## Exercise prompt
Here is a listing. Reproduce it exactly.

Task material: Begin

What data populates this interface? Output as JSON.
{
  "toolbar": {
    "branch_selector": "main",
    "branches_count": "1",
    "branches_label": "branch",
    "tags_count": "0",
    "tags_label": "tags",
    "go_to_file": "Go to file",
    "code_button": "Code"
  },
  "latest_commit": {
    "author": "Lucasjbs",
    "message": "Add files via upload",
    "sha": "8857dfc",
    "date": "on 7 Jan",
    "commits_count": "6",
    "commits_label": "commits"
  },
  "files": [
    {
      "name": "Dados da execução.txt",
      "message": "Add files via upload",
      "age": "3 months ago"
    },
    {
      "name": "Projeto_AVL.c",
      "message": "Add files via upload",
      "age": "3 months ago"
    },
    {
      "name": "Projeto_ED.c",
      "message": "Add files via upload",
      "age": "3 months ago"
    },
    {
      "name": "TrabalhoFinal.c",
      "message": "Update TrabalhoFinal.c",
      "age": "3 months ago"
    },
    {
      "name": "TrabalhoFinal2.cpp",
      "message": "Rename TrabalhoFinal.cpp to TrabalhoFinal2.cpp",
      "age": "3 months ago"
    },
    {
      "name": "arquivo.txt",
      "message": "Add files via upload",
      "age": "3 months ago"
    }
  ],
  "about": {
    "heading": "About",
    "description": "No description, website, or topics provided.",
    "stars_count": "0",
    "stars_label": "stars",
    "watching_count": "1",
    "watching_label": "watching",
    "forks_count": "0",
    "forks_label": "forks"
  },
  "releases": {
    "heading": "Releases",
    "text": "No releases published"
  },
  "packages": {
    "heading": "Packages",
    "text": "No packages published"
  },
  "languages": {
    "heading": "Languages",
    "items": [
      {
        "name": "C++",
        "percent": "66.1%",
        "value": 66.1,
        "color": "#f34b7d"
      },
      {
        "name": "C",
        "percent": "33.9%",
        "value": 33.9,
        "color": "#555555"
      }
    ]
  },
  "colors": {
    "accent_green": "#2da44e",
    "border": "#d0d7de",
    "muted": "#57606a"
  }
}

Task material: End

## Result
What data populates this interface? Output as JSON.
{
  "toolbar": {
    "branch_selector": "main",
    "branches_count": "1",
    "branches_label": "branch",
    "tags_count": "0",
    "tags_label": "tags",
    "go_to_file": "Go to file",
    "code_button": "Code"
  },
  "latest_commit": {
    "author": "Lucasjbs",
    "message": "Add files via upload",
    "sha": "8857dfc",
    "date": "on 7 Jan",
    "commits_count": "6",
    "commits_label": "commits"
  },
  "files": [
    {
      "name": "Dados da execução.txt",
      "message": "Add files via upload",
      "age": "3 months ago"
    },
    {
      "name": "Projeto_AVL.c",
      "message": "Add files via upload",
      "age": "3 months ago"
    },
    {
      "name": "Projeto_ED.c",
      "message": "Add files via upload",
      "age": "3 months ago"
    },
    {
      "name": "TrabalhoFinal.c",
      "message": "Update TrabalhoFinal.c",
      "age": "3 months ago"
    },
    {
      "name": "TrabalhoFinal2.cpp",
      "message": "Rename TrabalhoFinal.cpp to TrabalhoFinal2.cpp",
      "age": "3 months ago"
    },
    {
      "name": "arquivo.txt",
      "message": "Add files via upload",
      "age": "3 months ago"
    }
  ],
  "about": {
    "heading": "About",
    "description": "No description, website, or topics provided.",
    "stars_count": "0",
    "stars_label": "stars",
    "watching_count": "1",
    "watching_label": "watching",
    "forks_count": "0",
    "forks_label": "forks"
  },
  "releases": {
    "heading": "Releases",
    "text": "No releases published"
  },
  "packages": {
    "heading": "Packages",
    "text": "No packages published"
  },
  "languages": {
    "heading": "Languages",
    "items": [
      {
        "name": "C++",
        "percent": "66.1%",
        "value": 66.1,
        "color": "#f34b7d"
      },
      {
        "name": "C",
        "percent": "33.9%",
        "value": 33.9,
        "color": "#555555"
      }
    ]
  },
  "colors": {
    "accent_green": "#2da44e",
    "border": "#d0d7de",
    "muted": "#57606a"
  }
}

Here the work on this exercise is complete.